INSTRUCTIONS FOR THE TASK
The word "chevron" turns up on some lines of this data; say how many, and give no other text.

[Excerpts from an interface dataset]
* * *

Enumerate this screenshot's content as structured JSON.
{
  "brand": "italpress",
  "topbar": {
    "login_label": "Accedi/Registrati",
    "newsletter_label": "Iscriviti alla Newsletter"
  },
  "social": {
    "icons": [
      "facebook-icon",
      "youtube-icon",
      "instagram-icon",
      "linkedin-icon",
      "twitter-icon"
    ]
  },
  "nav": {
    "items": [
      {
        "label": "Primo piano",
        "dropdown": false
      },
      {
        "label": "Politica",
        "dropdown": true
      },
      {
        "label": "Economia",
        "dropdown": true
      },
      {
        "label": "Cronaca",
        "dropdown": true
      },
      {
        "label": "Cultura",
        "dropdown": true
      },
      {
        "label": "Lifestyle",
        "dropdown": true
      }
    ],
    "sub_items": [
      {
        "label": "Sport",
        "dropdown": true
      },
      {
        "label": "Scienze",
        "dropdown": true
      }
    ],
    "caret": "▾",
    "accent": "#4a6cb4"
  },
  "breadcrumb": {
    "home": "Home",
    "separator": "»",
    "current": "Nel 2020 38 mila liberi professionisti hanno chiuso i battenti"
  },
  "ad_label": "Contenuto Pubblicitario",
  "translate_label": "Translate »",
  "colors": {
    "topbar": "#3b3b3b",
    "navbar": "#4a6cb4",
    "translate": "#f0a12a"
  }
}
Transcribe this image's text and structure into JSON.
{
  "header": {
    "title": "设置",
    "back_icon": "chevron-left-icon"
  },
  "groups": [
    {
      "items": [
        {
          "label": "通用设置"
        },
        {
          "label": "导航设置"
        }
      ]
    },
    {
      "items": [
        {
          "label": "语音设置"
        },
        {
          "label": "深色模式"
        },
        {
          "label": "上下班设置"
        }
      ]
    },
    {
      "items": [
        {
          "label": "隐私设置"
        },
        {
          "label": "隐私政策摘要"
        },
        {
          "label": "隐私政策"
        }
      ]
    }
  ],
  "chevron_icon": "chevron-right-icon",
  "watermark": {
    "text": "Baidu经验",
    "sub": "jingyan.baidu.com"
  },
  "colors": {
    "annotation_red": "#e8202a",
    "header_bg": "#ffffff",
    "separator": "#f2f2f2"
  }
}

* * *

WORKED SOLUTION
2